KLI Colloquia are informal, public talks that are followed by extensive dissussions. Speakers are KLI fellows or visiting researchers who are interested in presenting their work to an interdisciplinary audience and discussing it in a wider research context. We offer three types of talks:
1. Current Research Talks. KLI fellows or visiting researchers present and discuss their most recent research with the KLI fellows and the Vienna scientific community.
2. Future Research Talks. Visiting researchers present and discuss future projects and ideas togehter with the KLI fellows and the Vienna scientific community.
3. Professional Developmental Talks. Experts about research grants and applications at the Austrian and European levels present career opportunities and strategies to late-PhD and post-doctoral researchers.
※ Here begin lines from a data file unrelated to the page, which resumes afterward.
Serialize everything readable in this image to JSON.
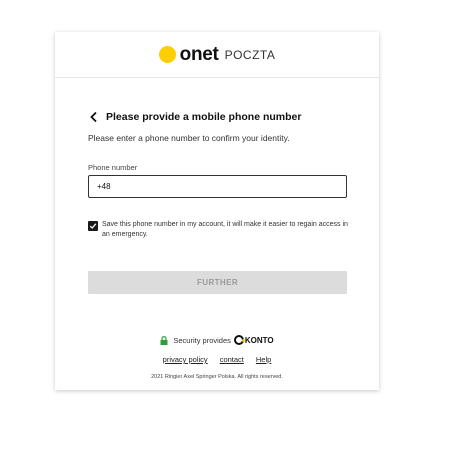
{
  "brand": {
    "name": "onet",
    "product": "POCZTA",
    "accent_color": "#ffce00"
  },
  "form": {
    "title": "Please provide a mobile phone number",
    "subtitle": "Please enter a phone number to confirm your identity.",
    "phone_label": "Phone number",
    "phone_value": "+48",
    "save_checkbox_checked": true,
    "save_checkbox_label": "Save this phone number in my account, it will make it easier to regain access in an emergency.",
    "further_label": "FURTHER"
  },
  "footer": {
    "security_text": "Security provides",
    "security_brand": "KONTO",
    "links": [
      "privacy policy",
      "contact",
      "Help"
    ],
    "copyright": "2021 Ringier Axel Springer Polska. All rights reserved."
  }
}
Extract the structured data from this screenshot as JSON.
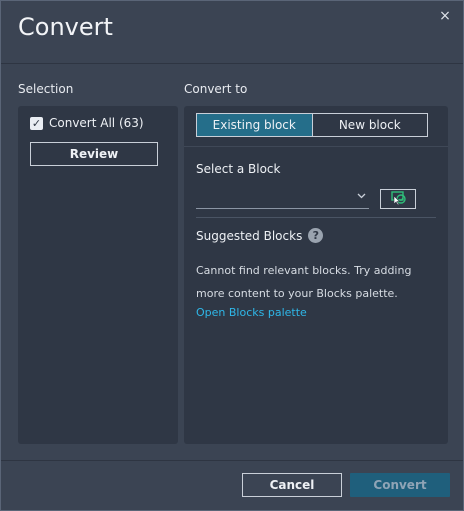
{
  "dialog": {
    "title": "Convert",
    "close_glyph": "×"
  },
  "selection": {
    "section_label": "Selection",
    "convert_all_label": "Convert All (63)",
    "convert_all_checked": true,
    "review_label": "Review"
  },
  "convert_to": {
    "section_label": "Convert to",
    "tabs": [
      {
        "label": "Existing block",
        "active": true
      },
      {
        "label": "New block",
        "active": false
      }
    ],
    "select_label": "Select a Block",
    "dropdown_value": "",
    "pick_icon": "select-block-from-drawing-icon",
    "suggested_label": "Suggested Blocks",
    "help_glyph": "?",
    "message": "Cannot find relevant blocks. Try adding more content to your Blocks palette.",
    "link_label": "Open Blocks palette"
  },
  "footer": {
    "cancel_label": "Cancel",
    "convert_label": "Convert"
  },
  "colors": {
    "accent": "#256e8a",
    "link": "#2fb7e8",
    "background": "#3b4453",
    "panel": "#2f3745"
  }
}
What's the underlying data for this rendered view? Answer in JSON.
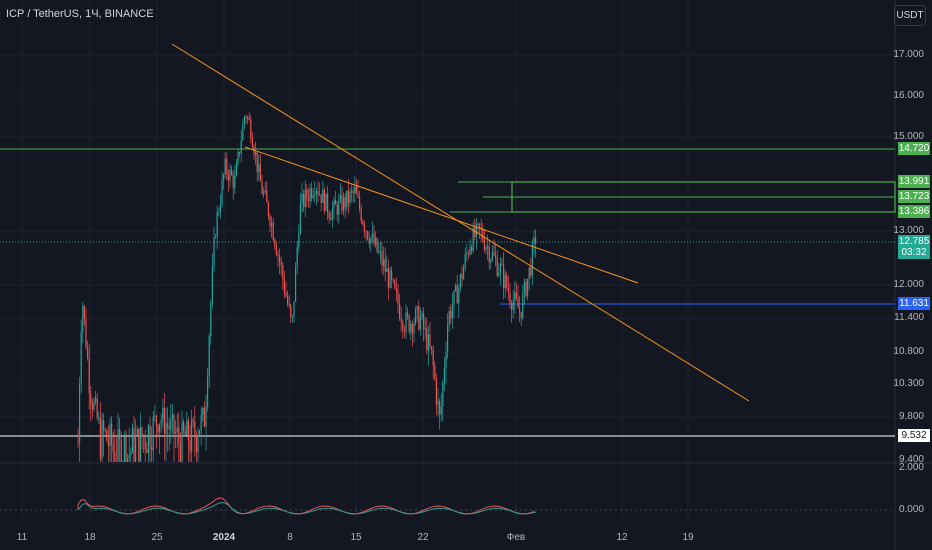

- The presentation language is English.
- If you are interested in presenting your current or future work at the KLI, please contact the Scientific Director or the Executive Manager.
Marine fishes live in complex environments and show complex behaviors. I study their mating systems, and symbiotic behavior:
- I will give a guided tour through fish reproductive behavior, which includes nest building, monogamy, life birth, mouth brooding and male pseudo-parasitism. One strategy which is curiously missing is eusociality, and I will argue that this is due to the physical and biological boundary conditions found in the ocean. Specifically, long-range dispersal of larvae, sparsity of resource bursts, and the temporal frequency of physical disturbances in the oceans make the evolution of eusociality unlikely.
- A highly interesting symbiosis is the cooperation between gobies (small perciform fishes) and alpheid shrimp, where the shrimp constructs a burrow and the goby acts as a watchman. Using a database of fish anatomy, we show that the fish does NOT invest extra energy into its visual system as a consequence of the symbiosis. Lastly, I will present preliminary work on the possible neurobiological basis of the fish-shrimp communication system.
Klaus M. Stiefel did his undergraduate work at the University of Vienna (microbiology) and his doctoral work at the University of Vienna and the Max Planck Institute for Brain Research (zoology/neuroscience). Research stints at the Salk Institute (La Jolla, USA), OIST (Japan) and the University of Western Sydney (Australia) followed. Currently Klaus is affiliated with the Neurolinx Research Institute (La Jolla, USA) and is based as an independent scientist in the Philippines, the epicenter of marine biodiversity. Klaus' research interest include fish biodiversity, reproduction & symbiosis (in marine biology) and neural oscillators (in neurobiology).